* _What to do_: Locate each line below that includes "title" and reproduce it.

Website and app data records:
********************

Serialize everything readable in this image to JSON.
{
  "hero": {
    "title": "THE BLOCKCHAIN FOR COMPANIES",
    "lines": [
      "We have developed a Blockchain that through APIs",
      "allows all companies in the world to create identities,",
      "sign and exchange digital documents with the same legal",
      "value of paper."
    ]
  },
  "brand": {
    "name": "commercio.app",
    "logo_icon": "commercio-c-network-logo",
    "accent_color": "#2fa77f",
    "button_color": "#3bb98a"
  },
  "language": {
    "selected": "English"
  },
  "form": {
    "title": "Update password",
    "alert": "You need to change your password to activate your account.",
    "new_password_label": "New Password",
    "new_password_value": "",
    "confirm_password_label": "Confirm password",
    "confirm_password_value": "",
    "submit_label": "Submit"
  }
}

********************

* _Response for this exercise_:
    "title": "THE BLOCKCHAIN FOR COMPANIES",
    "title": "Update password",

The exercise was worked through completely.